> _ENTRIES PROVIDED_:
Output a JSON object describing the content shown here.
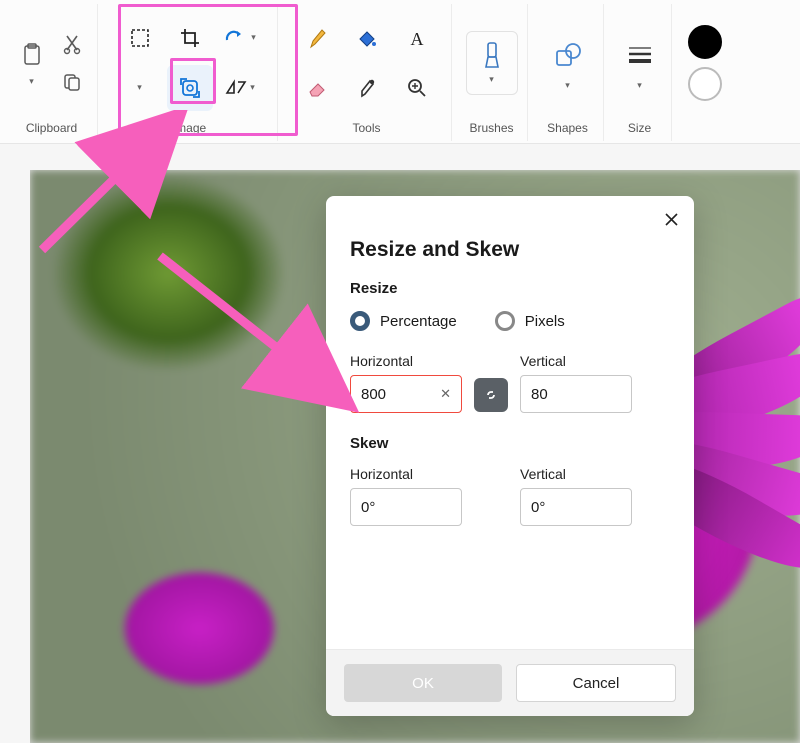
{
  "ribbon": {
    "clipboard": {
      "label": "Clipboard"
    },
    "image": {
      "label": "Image"
    },
    "tools": {
      "label": "Tools"
    },
    "brushes": {
      "label": "Brushes"
    },
    "shapes": {
      "label": "Shapes"
    },
    "size": {
      "label": "Size"
    },
    "color1": "#000000",
    "color2": "#ffffff"
  },
  "dialog": {
    "title": "Resize and Skew",
    "resize_label": "Resize",
    "unit_percentage": "Percentage",
    "unit_pixels": "Pixels",
    "unit_selected": "percentage",
    "horizontal_label": "Horizontal",
    "vertical_label": "Vertical",
    "resize_horizontal_value": "800",
    "resize_vertical_value": "80",
    "resize_horizontal_invalid": true,
    "link_aspect_locked": true,
    "skew_label": "Skew",
    "skew_horizontal_value": "0°",
    "skew_vertical_value": "0°",
    "ok_label": "OK",
    "cancel_label": "Cancel"
  }
}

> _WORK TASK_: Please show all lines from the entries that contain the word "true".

> _EXERCISE OUTPUT_:
    "resize_horizontal_invalid": true,
    "link_aspect_locked": true,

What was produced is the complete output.